traditional non-vegerarian favorites like Afghani murgh malai tikka (creamy
chicken kebabs) and the famed fish a la Jagat (local freshwater fish from
Jaisamand Lake cooked in a lemon sauce and served with chips).
The Lake Palace Hotel, Udaivilas's Suryamahal and Udaimahal (Udaimahal open
for dinner only) sum up for the royal traditional palates. Ambrai (beyond
Lake Pichola Hotel), Natural View (atop the Evergreen Guest House), Cafe
Hill Park (SW of Sajjan Niwas gardens), 16 Chef Restaurant (16 Gyan Marg)
serve good multi-cuisine.
(22 km): A little hamlet that has shot to fame in
the Hindu pilgrimage map with some of the most ancient temples. The 734 AD
Shiva temple with the four-faced image of the lord in black marble looks
ethereal. At Nagada, a km before Eklingi, there a flock of three old
temples. The Sas Bahu ('Mother and Daughter in-law') temple is as
interesting as its name.
(40 km): This is where the iconic Maharana Pratap on his
charger Chetak, defeated the Mughal forces of Akbar in 1576. The chhatri
(umbrella-shaped cenopath) of Chetak, the loyal war-horse, makes this
destination an attraction of a different kind.
(48 km): The temple enshrining the black stone image of
Lord Vishnu here, as per a legend, sunk into the ground when attempts were
being made to move it.
(84 km): Ranked next to Chittorgarh, this is one
must-see fort with a plethora of palaces and temples within its impregnable
ramparts. Check out the horse/jeep safaris from here.
(135 km): On the Udaipur-Jodhpur road is this grand castle
turned hotel. The interiors are simply fascinating with dexterous carvings.
(48 km): This is one of Asia's largest artificial
lakes made during the 17th Century by Maharaja Jai Singh. With the marbled

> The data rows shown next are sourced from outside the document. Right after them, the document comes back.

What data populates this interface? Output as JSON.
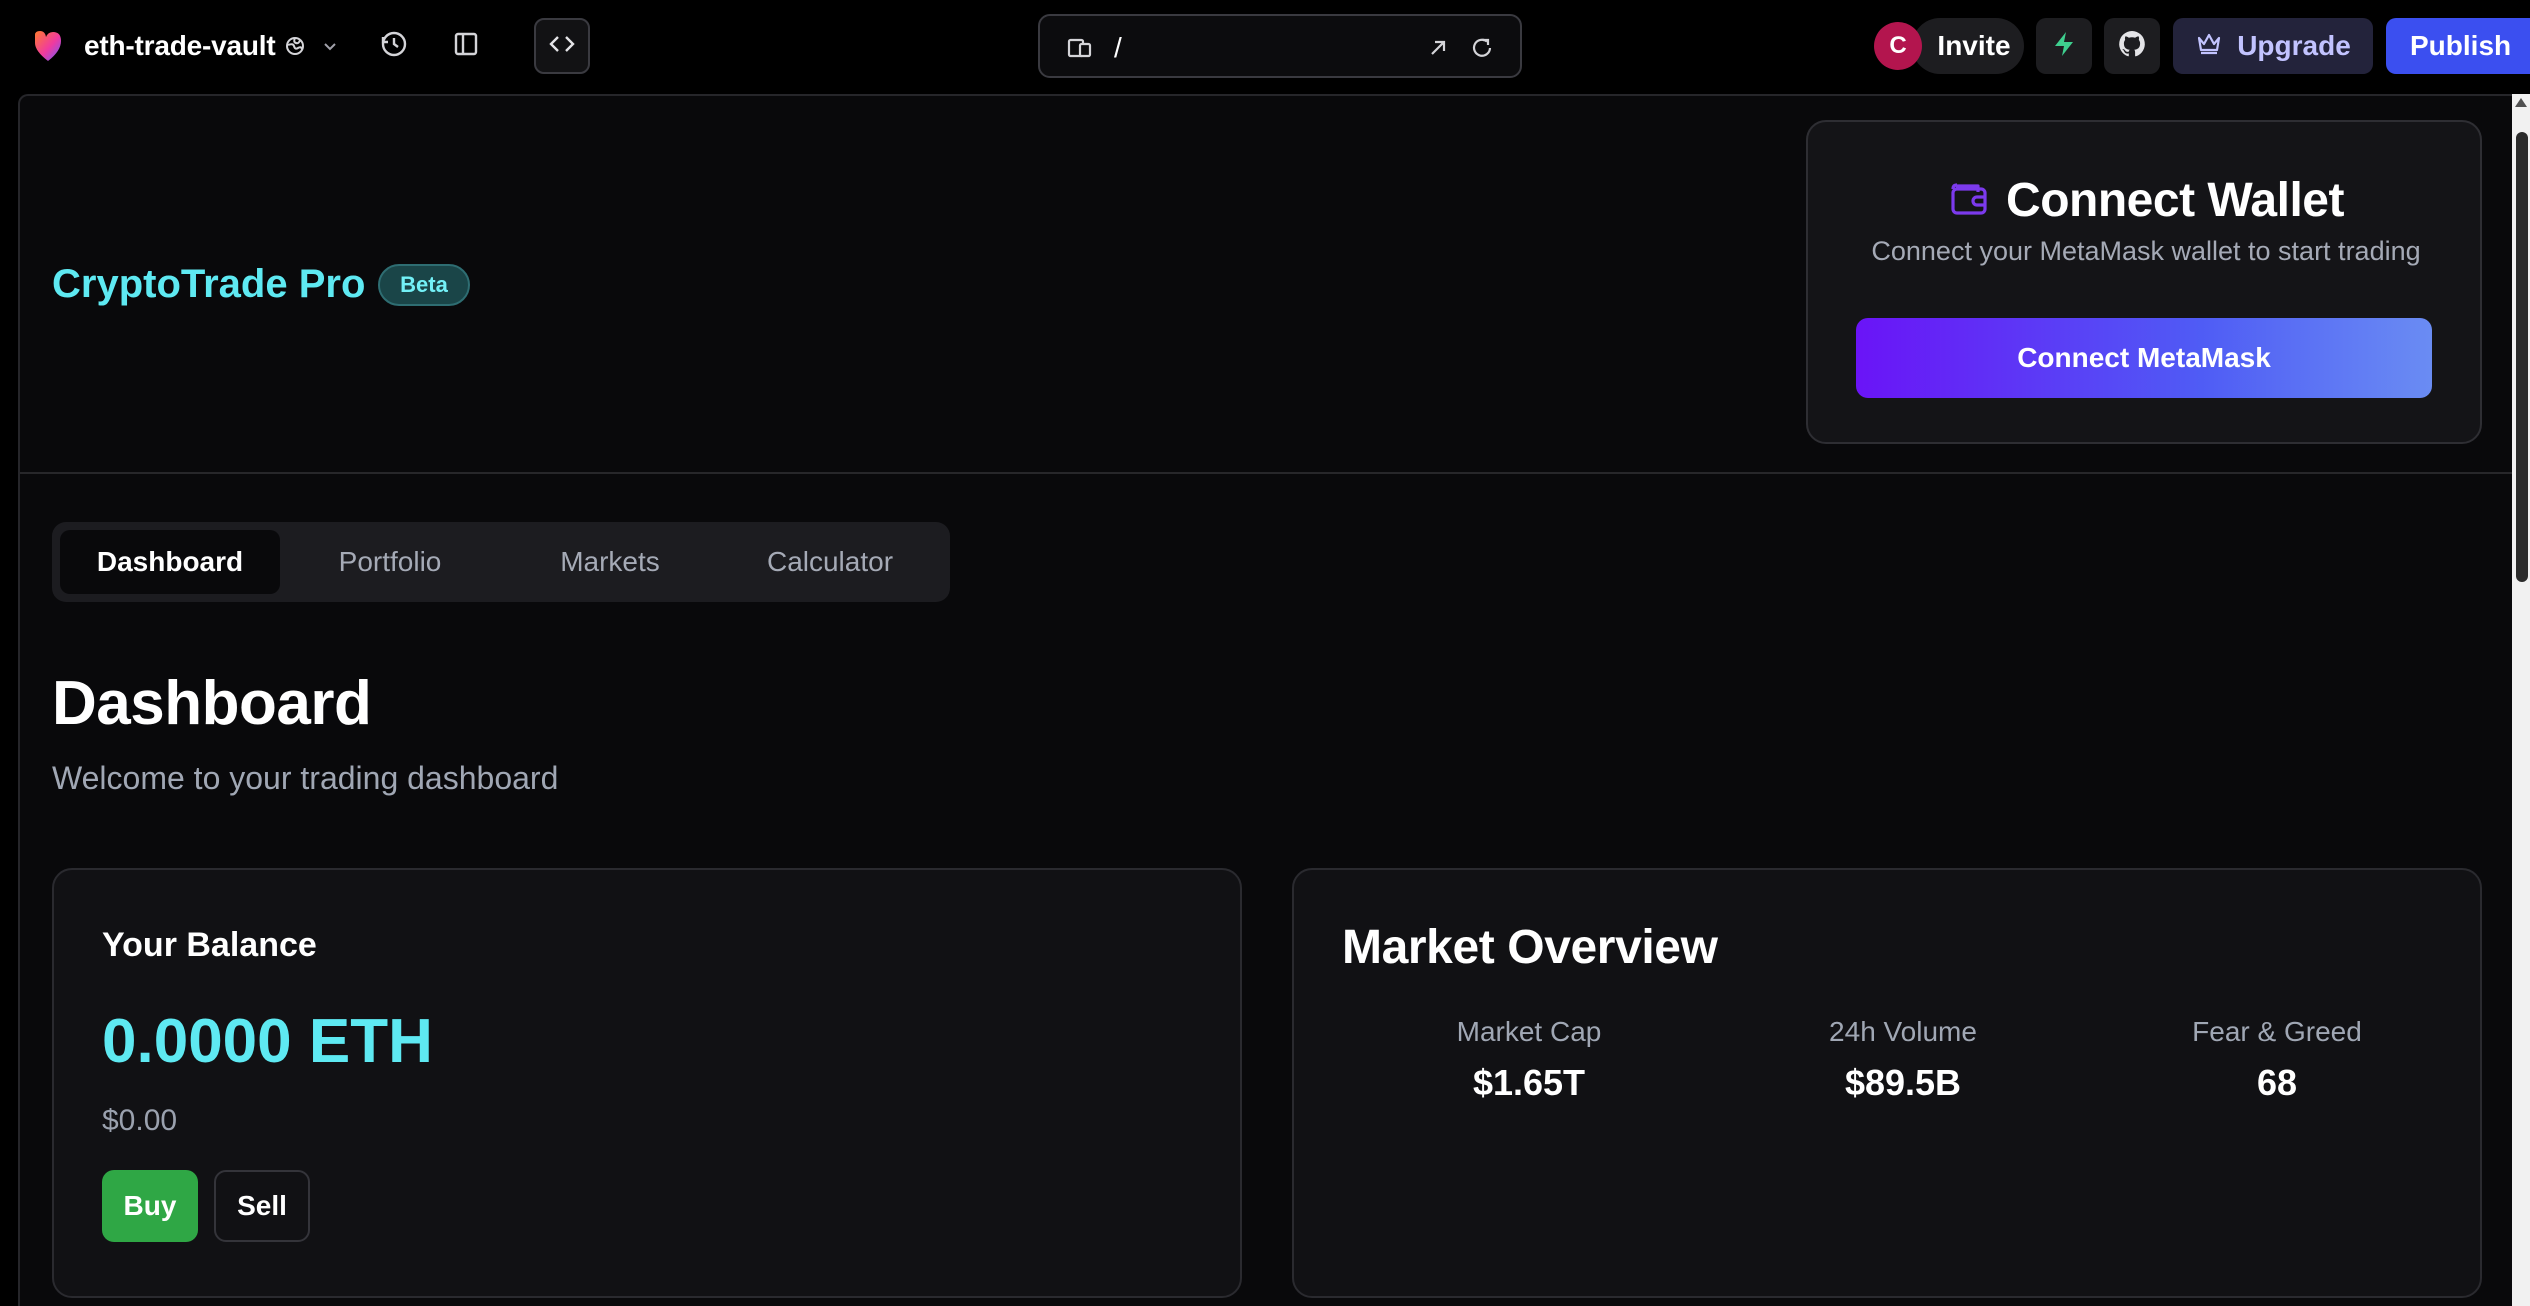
{
  "editor": {
    "project_name": "eth-trade-vault",
    "url_path": "/",
    "avatar_initial": "C",
    "invite_label": "Invite",
    "upgrade_label": "Upgrade",
    "publish_label": "Publish",
    "icons": {
      "logo": "heart-logo-icon",
      "globe": "globe-icon",
      "chevron": "chevron-down-icon",
      "history": "history-icon",
      "sidebar": "sidebar-toggle-icon",
      "code": "code-icon",
      "device": "device-preview-icon",
      "open_external": "external-link-icon",
      "refresh": "refresh-icon",
      "bolt": "supabase-bolt-icon",
      "github": "github-icon",
      "crown": "crown-icon"
    }
  },
  "app": {
    "brand": "CryptoTrade Pro",
    "badge": "Beta",
    "wallet": {
      "title": "Connect Wallet",
      "subtitle": "Connect your MetaMask wallet to start trading",
      "button": "Connect MetaMask",
      "icon": "wallet-icon"
    },
    "tabs": [
      {
        "label": "Dashboard",
        "active": true
      },
      {
        "label": "Portfolio",
        "active": false
      },
      {
        "label": "Markets",
        "active": false
      },
      {
        "label": "Calculator",
        "active": false
      }
    ],
    "page": {
      "title": "Dashboard",
      "subtitle": "Welcome to your trading dashboard"
    },
    "balance": {
      "title": "Your Balance",
      "eth": "0.0000 ETH",
      "usd": "$0.00",
      "buy_label": "Buy",
      "sell_label": "Sell"
    },
    "market": {
      "title": "Market Overview",
      "stats": [
        {
          "label": "Market Cap",
          "value": "$1.65T"
        },
        {
          "label": "24h Volume",
          "value": "$89.5B"
        },
        {
          "label": "Fear & Greed",
          "value": "68"
        }
      ]
    }
  },
  "colors": {
    "accent_cyan": "#5ee9f2",
    "publish_blue": "#3b4ff0",
    "buy_green": "#2fa745",
    "wallet_purple": "#7c3aed"
  }
}
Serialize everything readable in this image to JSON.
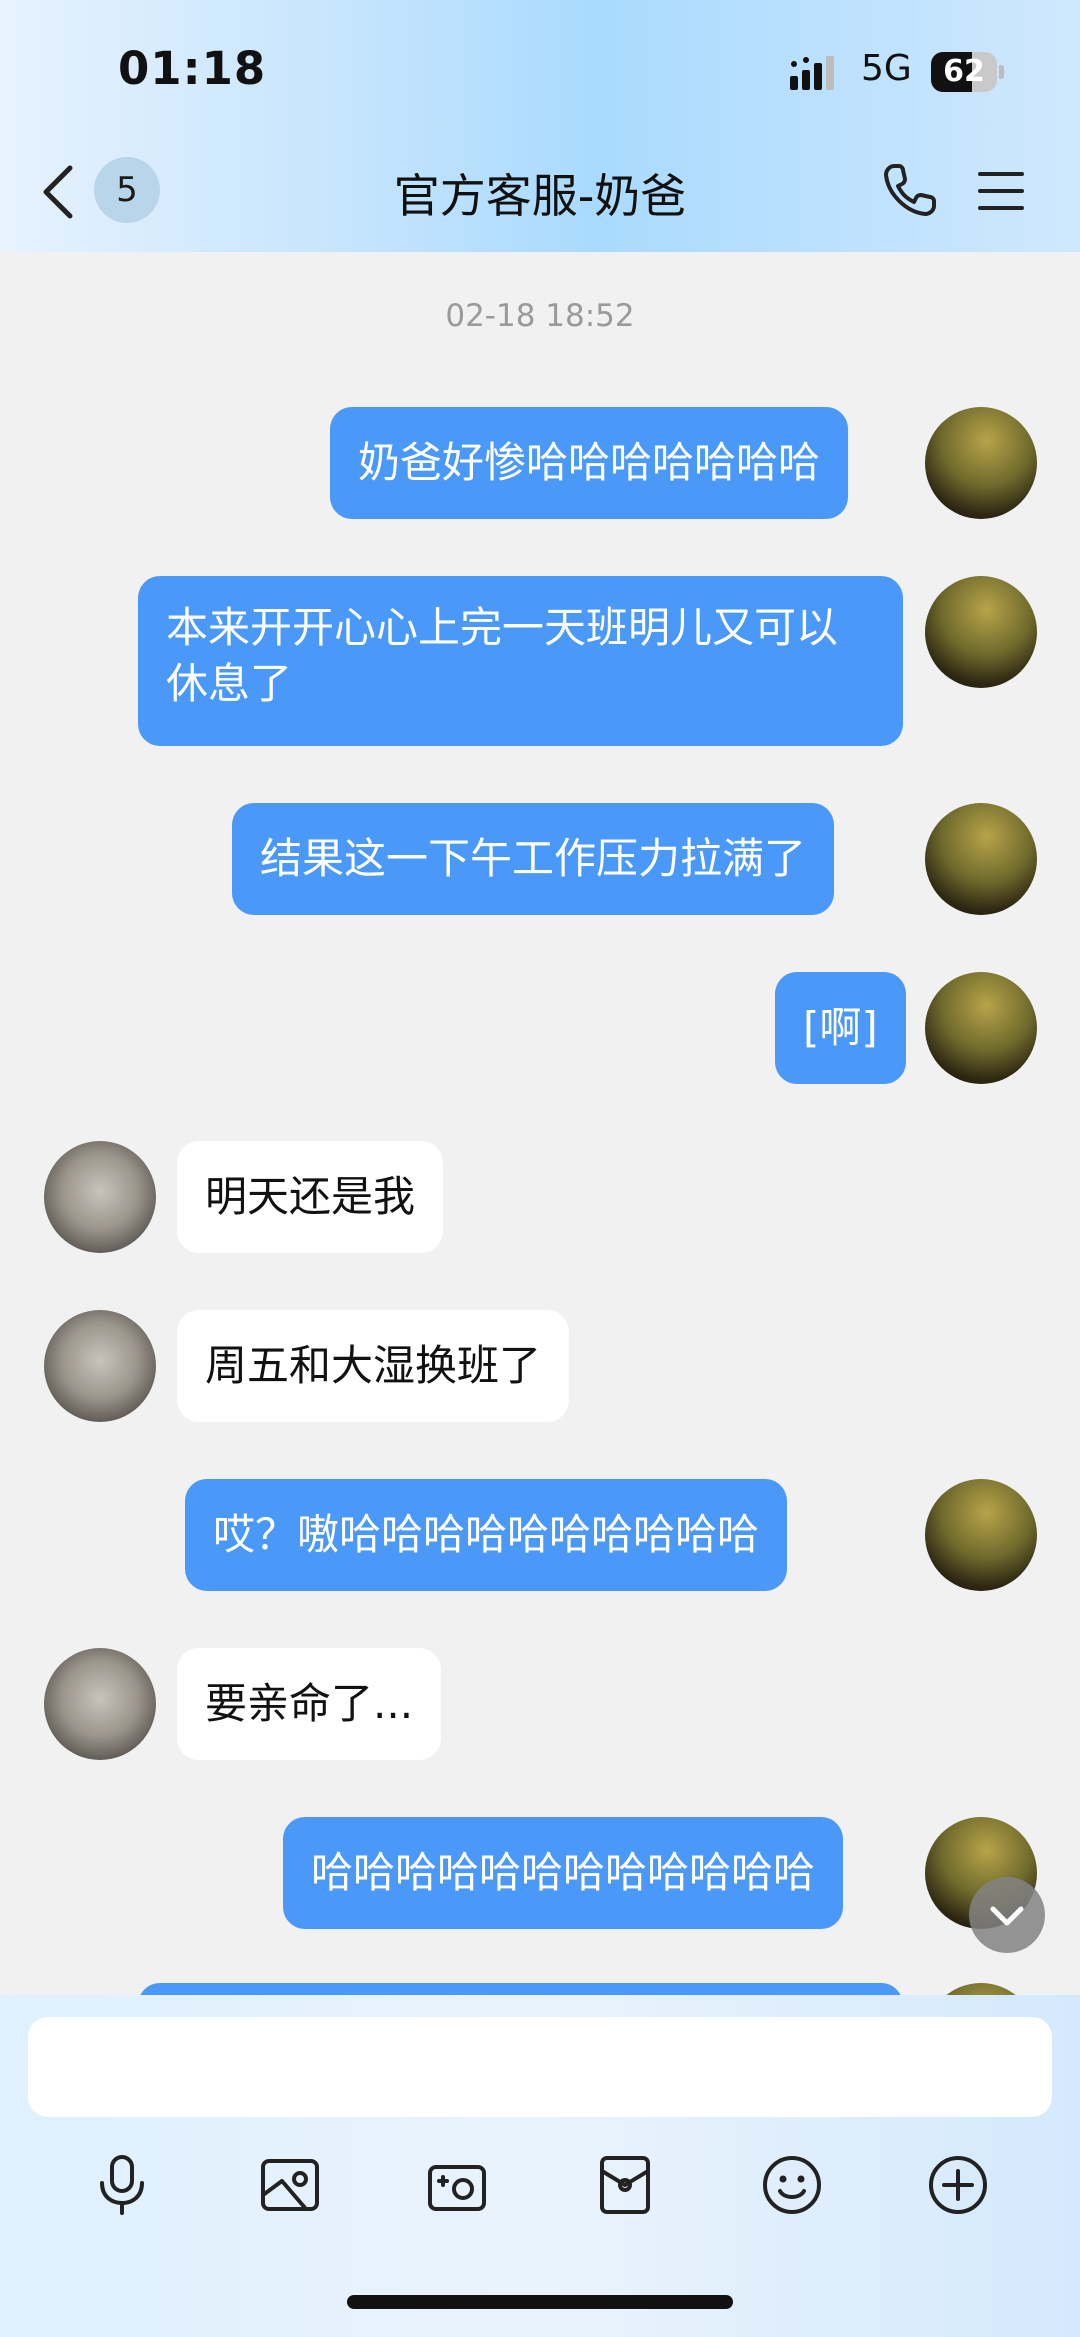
{
  "status_bar": {
    "time": "01:18",
    "network": "5G",
    "battery_level": "62",
    "battery_fraction": 0.62
  },
  "header": {
    "back_icon": "chevron-left-icon",
    "unread_count": "5",
    "title": "官方客服-奶爸",
    "call_icon": "phone-icon",
    "menu_icon": "menu-icon"
  },
  "chat": {
    "timestamp": "02-18 18:52",
    "messages": [
      {
        "side": "out",
        "sender_avatar": "avatar-man",
        "text": "奶爸好惨哈哈哈哈哈哈哈"
      },
      {
        "side": "out",
        "sender_avatar": "avatar-man",
        "text": "本来开开心心上完一天班明儿又可以休息了"
      },
      {
        "side": "out",
        "sender_avatar": "avatar-man",
        "text": "结果这一下午工作压力拉满了"
      },
      {
        "side": "out",
        "sender_avatar": "avatar-man",
        "text": "[啊]"
      },
      {
        "side": "in",
        "sender_avatar": "avatar-cat",
        "text": "明天还是我"
      },
      {
        "side": "in",
        "sender_avatar": "avatar-cat",
        "text": "周五和大湿换班了"
      },
      {
        "side": "out",
        "sender_avatar": "avatar-man",
        "text": "哎？嗷哈哈哈哈哈哈哈哈哈哈"
      },
      {
        "side": "in",
        "sender_avatar": "avatar-cat",
        "text": "要亲命了..."
      },
      {
        "side": "out",
        "sender_avatar": "avatar-man",
        "text": "哈哈哈哈哈哈哈哈哈哈哈哈"
      }
    ]
  },
  "composer": {
    "input_value": "",
    "tools": [
      "microphone-icon",
      "photo-icon",
      "camera-icon",
      "red-packet-icon",
      "emoji-icon",
      "plus-icon"
    ]
  },
  "colors": {
    "outgoing_bubble": "#4a98f7",
    "incoming_bubble": "#ffffff",
    "background": "#f1f1f1"
  }
}
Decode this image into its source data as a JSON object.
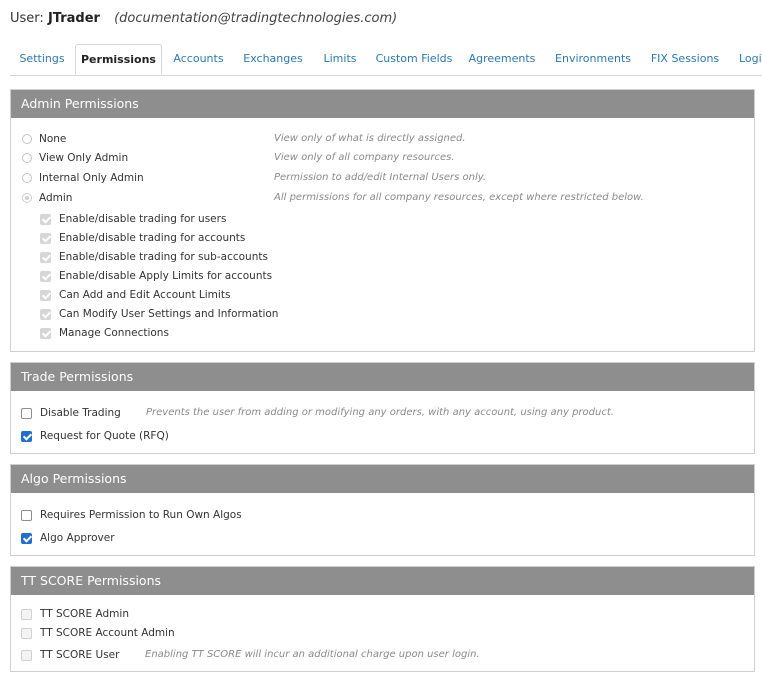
{
  "header": {
    "user_label": "User:",
    "user_name": "JTrader",
    "user_email": "(documentation@tradingtechnologies.com)"
  },
  "tabs": [
    {
      "label": "Settings",
      "active": false
    },
    {
      "label": "Permissions",
      "active": true
    },
    {
      "label": "Accounts",
      "active": false
    },
    {
      "label": "Exchanges",
      "active": false
    },
    {
      "label": "Limits",
      "active": false
    },
    {
      "label": "Custom Fields",
      "active": false
    },
    {
      "label": "Agreements",
      "active": false
    },
    {
      "label": "Environments",
      "active": false
    },
    {
      "label": "FIX Sessions",
      "active": false
    },
    {
      "label": "Logi",
      "active": false
    }
  ],
  "admin": {
    "title": "Admin Permissions",
    "options": [
      {
        "label": "None",
        "desc": "View only of what is directly assigned.",
        "selected": false
      },
      {
        "label": "View Only Admin",
        "desc": "View only of all company resources.",
        "selected": false
      },
      {
        "label": "Internal Only Admin",
        "desc": "Permission to add/edit Internal Users only.",
        "selected": false
      },
      {
        "label": "Admin",
        "desc": "All permissions for all company resources, except where restricted below.",
        "selected": true
      }
    ],
    "sub_permissions": [
      "Enable/disable trading for users",
      "Enable/disable trading for accounts",
      "Enable/disable trading for sub-accounts",
      "Enable/disable Apply Limits for accounts",
      "Can Add and Edit Account Limits",
      "Can Modify User Settings and Information",
      "Manage Connections"
    ]
  },
  "trade": {
    "title": "Trade Permissions",
    "disable_trading": {
      "label": "Disable Trading",
      "desc": "Prevents the user from adding or modifying any orders, with any account, using any product.",
      "checked": false
    },
    "rfq": {
      "label": "Request for Quote (RFQ)",
      "checked": true
    }
  },
  "algo": {
    "title": "Algo Permissions",
    "requires_permission": {
      "label": "Requires Permission to Run Own Algos",
      "checked": false
    },
    "approver": {
      "label": "Algo Approver",
      "checked": true
    }
  },
  "score": {
    "title": "TT SCORE Permissions",
    "admin": {
      "label": "TT SCORE Admin",
      "checked": false
    },
    "account_admin": {
      "label": "TT SCORE Account Admin",
      "checked": false
    },
    "user": {
      "label": "TT SCORE User",
      "desc": "Enabling TT SCORE will incur an additional charge upon user login.",
      "checked": false
    }
  }
}
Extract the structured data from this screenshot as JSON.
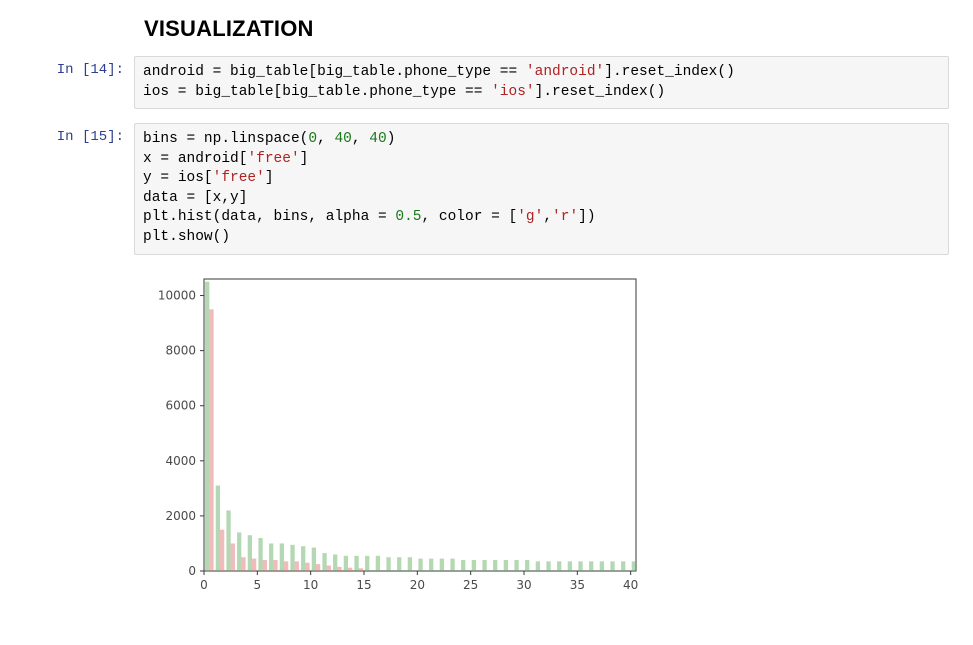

cenopaths around, the locale looks beautiful - just right for your
Hop next to: Jaipur
(406 km), Jodhpur
(275 km), Mount